Henry I the Liberal (d. 1181) succeeded his father Theobald II and concentrated his power in Champagne, abandoning several satellite states to his brothers and his vassals. He bore the title of Count of Troyes. The County was then made of 26 seigniories (châtellenies) and could be defended by more than 2,000 knights. Henry reconciliated with the King of France by marrying Mary, the daughter of Louis VII and Eleanor of Aquitaine. One of Henry's brothers was the famous William Whitehands (d. 1202), Archbishop of Reims, who ruled the Kingdom of France during the leave of his nephew Philip II Augustus on the Crusade. Henry I was succeeded by his son Henry II (d. 1197), who left in 1190 for Palestine, where he married queen Isabel of Jerusalem.

The second son of Henry II, Theobald III (d. 1201) had a very short reign. His widow placed herself under the protection of Philip II Augustus to face the claims of Henry II's daughters to the throne. Theobald III's posthumous son was Count Theobald IV (d. 1253), who bore the title of Palatine Count of Champagne and Brie. Theobald unified the county by proclaiming a single currency (denier provinois) and creating a Court of Justice in Troyes (jours). He joined the Albigensian Crusade in 1226 but abandoned Louis VIII in Avignon, being subsequently suspected to have poisoned the king. After the king's death, he led the feudal rebellion against Blanche of Castile but eventually rallied her. In 1234, Theobald inherited the Kingdom of Navarre and abandoned the Counties of Blois, Chartres, Sancerre and Châteaudun to Louis XI.
Theobald has remained mostly famous as a trouvère, being the author some of the best inspired poems of courtly love. The tradition reports his beloved was indeed Blanche of Castile. During Theobald's reign, the court of Champagne was considered as the most brilliant in France.

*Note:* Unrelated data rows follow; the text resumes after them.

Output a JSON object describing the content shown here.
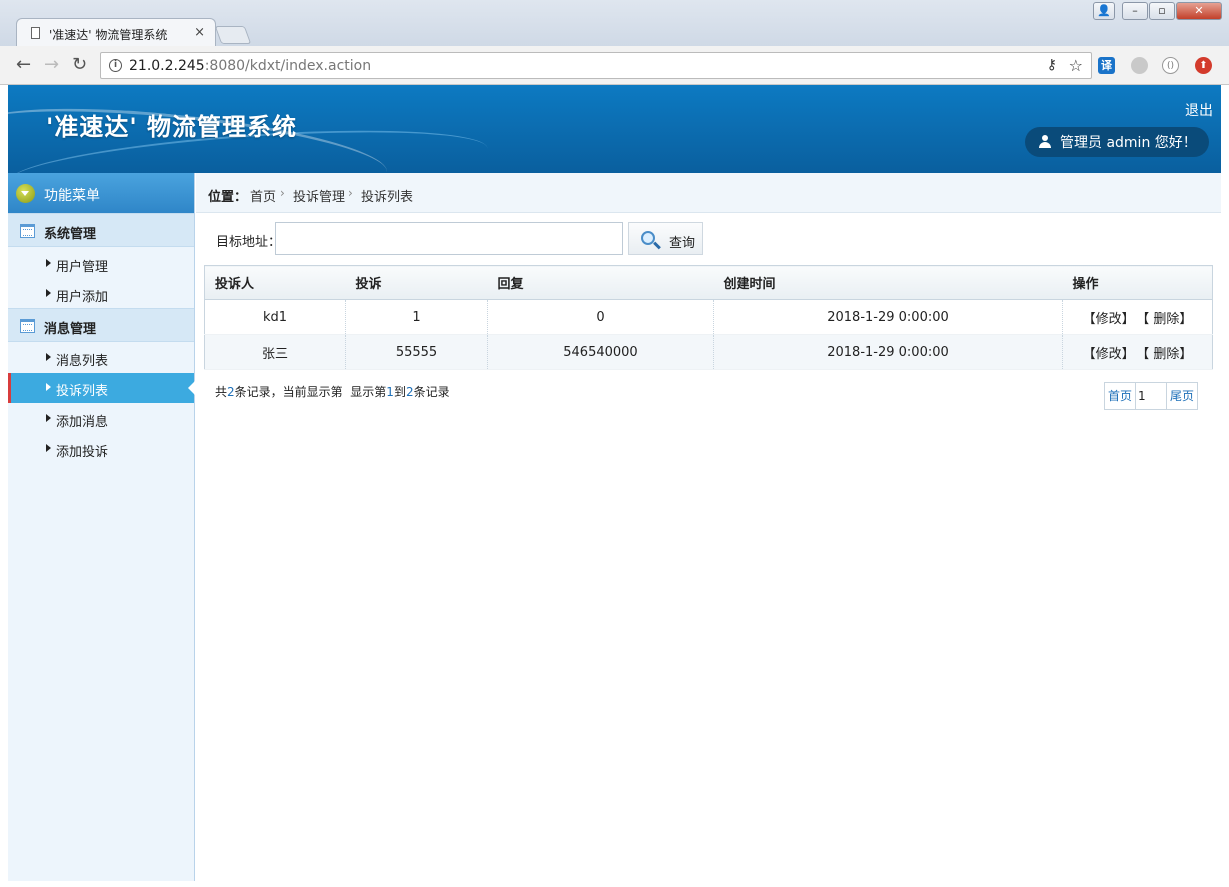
{
  "browser": {
    "tab_title": "'准速达' 物流管理系统",
    "tab_close": "×",
    "url_host": "21.0.2.245",
    "url_rest": ":8080/kdxt/index.action",
    "translate_ext": "译"
  },
  "header": {
    "title": "'准速达' 物流管理系统",
    "logout": "退出",
    "user_greeting": "管理员 admin 您好！"
  },
  "sidebar": {
    "menu_title": "功能菜单",
    "groups": [
      {
        "label": "系统管理",
        "items": [
          "用户管理",
          "用户添加"
        ]
      },
      {
        "label": "消息管理",
        "items": [
          "消息列表",
          "投诉列表",
          "添加消息",
          "添加投诉"
        ]
      }
    ],
    "active_item": "投诉列表"
  },
  "breadcrumb": {
    "prefix": "位置：",
    "items": [
      "首页",
      "投诉管理",
      "投诉列表"
    ],
    "separator": "›"
  },
  "search": {
    "label": "目标地址：",
    "value": "",
    "button": "查询"
  },
  "table": {
    "columns": [
      "投诉人",
      "投诉",
      "回复",
      "创建时间",
      "操作"
    ],
    "rows": [
      {
        "complainant": "kd1",
        "complaint": "1",
        "reply": "0",
        "created": "2018-1-29 0:00:00"
      },
      {
        "complainant": "张三",
        "complaint": "55555",
        "reply": "546540000",
        "created": "2018-1-29 0:00:00"
      }
    ],
    "edit_label": "【修改】",
    "delete_label": "【 删除】"
  },
  "paging": {
    "text_pre": "共",
    "total": "2",
    "text_mid": "条记录，当前显示第  显示第",
    "from": "1",
    "text_to": "到",
    "to": "2",
    "text_post": "条记录",
    "first": "首页",
    "page": "1",
    "last": "尾页"
  }
}
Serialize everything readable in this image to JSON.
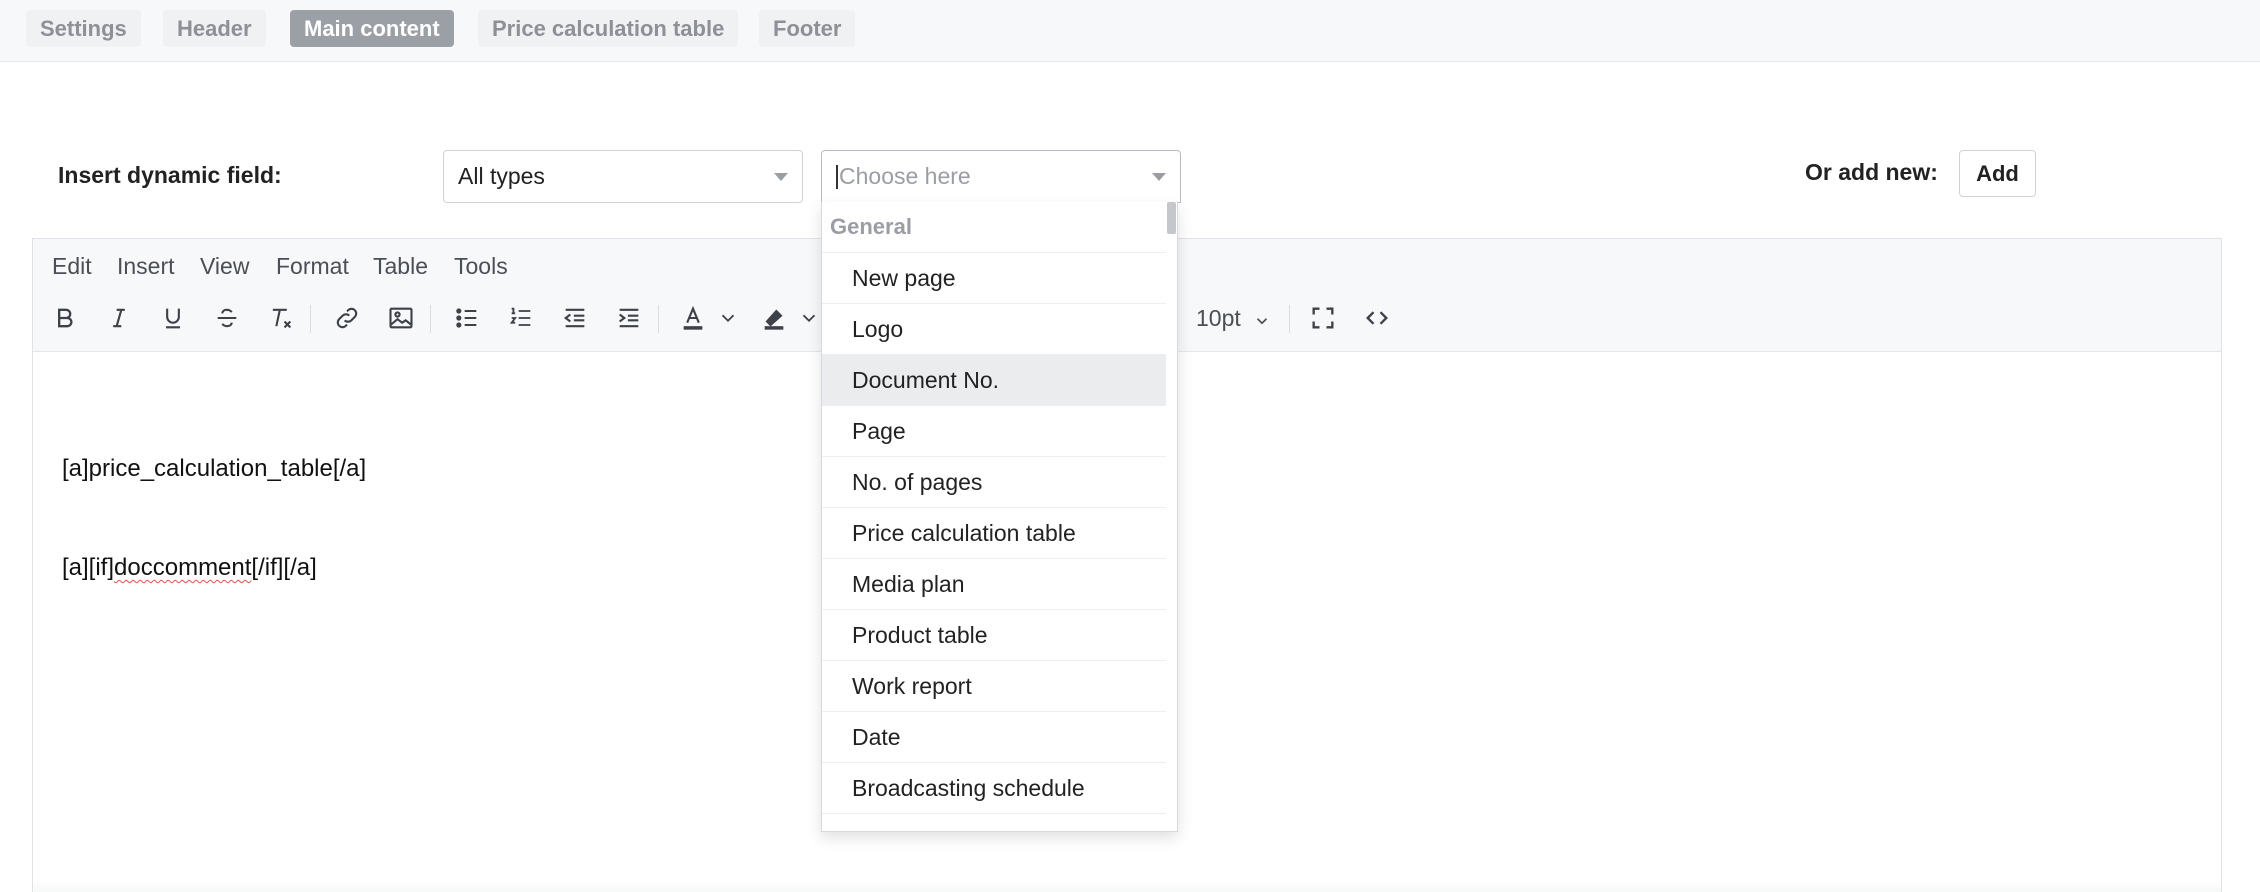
{
  "tabs": [
    {
      "label": "Settings",
      "active": false
    },
    {
      "label": "Header",
      "active": false
    },
    {
      "label": "Main content",
      "active": true
    },
    {
      "label": "Price calculation table",
      "active": false
    },
    {
      "label": "Footer",
      "active": false
    }
  ],
  "dynamic_field": {
    "label": "Insert dynamic field:",
    "type_select_value": "All types",
    "field_select_placeholder": "Choose here",
    "add_new_label": "Or add new:",
    "add_button": "Add"
  },
  "editor": {
    "menu": [
      "Edit",
      "Insert",
      "View",
      "Format",
      "Table",
      "Tools"
    ],
    "font_size": "10pt",
    "toolbar_icons": [
      "bold-icon",
      "italic-icon",
      "underline-icon",
      "strikethrough-icon",
      "clear-formatting-icon",
      "link-icon",
      "image-icon",
      "bullet-list-icon",
      "numbered-list-icon",
      "outdent-icon",
      "indent-icon",
      "text-color-icon",
      "highlight-color-icon",
      "fullscreen-icon",
      "source-code-icon"
    ],
    "content": {
      "line1": "[a]price_calculation_table[/a]",
      "line2_prefix": "[a][if]",
      "line2_misspelled": "doccomment",
      "line2_suffix": "[/if][/a]"
    }
  },
  "dropdown": {
    "group": "General",
    "options": [
      "New page",
      "Logo",
      "Document No.",
      "Page",
      "No. of pages",
      "Price calculation table",
      "Media plan",
      "Product table",
      "Work report",
      "Date",
      "Broadcasting schedule"
    ],
    "highlighted": "Document No."
  },
  "colors": {
    "active_tab_bg": "#9ba0a6",
    "toolbar_bg": "#f7f8fa",
    "highlight_row": "#ebecee",
    "spellcheck_underline": "#e05252"
  }
}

Theobald V succeeded his father and increased the county, but he was under the strong influence of his father-in-law, King Louis IX (St. Louis). He went on the Crusade with him and died when returning from Tunis in 1270. Henry III succeeded his brother but died four years later. His widow remarried with the Duke of Lancaster and placed her daughter Joan under the protection of the king. Philip the Handsome married her in 1284, therefore incorporating Champagne to the royal domain.

The Regiment of Champagne, founded by Henry II in 1558, was one of the four oldest regiments under the Ancient Regime.

The four Battles of Champagne were among the most disputed of the First World War:
- the first battle (December 1914 - March 1915) was part of the "great offensive" of 1915. Its goal was to prevent the transfer of German troops to the Russian front. Its territorial outcome was unsignificant;
- the second battle (25 September-16 November 1915) was not more successful;
- the third battle (15-18 July 1918) stopped the last German offensive, known as the Friedensturm (the assault for peace);
- the fourth battle (26 September-15 October 1918) allowed the French, American and Italian troops to reach the river Aisne and the forests of Argonne.

Ivan Sache, 11 January 2003

Flag of Champagne

The flag of Champagne is a banner of the arms D'azur à la bande d'argent côtoyée de deux doubles cotices potencées et contre-potencées d'or (Azure a bend argent double cotised potent counter potent or), assigned to the province by Jacques Meurgey in his Notice historique sur les blasons des anciennes provinces de France (Historical note on the coats of arms of the ancient French provinces, 1941).

The potences (from Latin potentia, "power", and in fact gallows) symbolize the 13 châtellenies which constituted the County of Champagne.

Ivan Sache, 14 June 2009

The town of Troyes, the capital of Champagne, takes its name from the ancient Greek town of Troy, whose inhabitants fled after it was sacked in the war over Helen of Troy (long believed to have been the stuff of legend, but now known to have been a historical event). It is believed that the Trojans founded settlements in various places across Europe, where they maintained traditions carried with them from Troy, including the building of mazes. The potenty-counter-potenty pattern in the cottises appears to be an evocation of those mazes.

Mike Oettle, 13 July 2003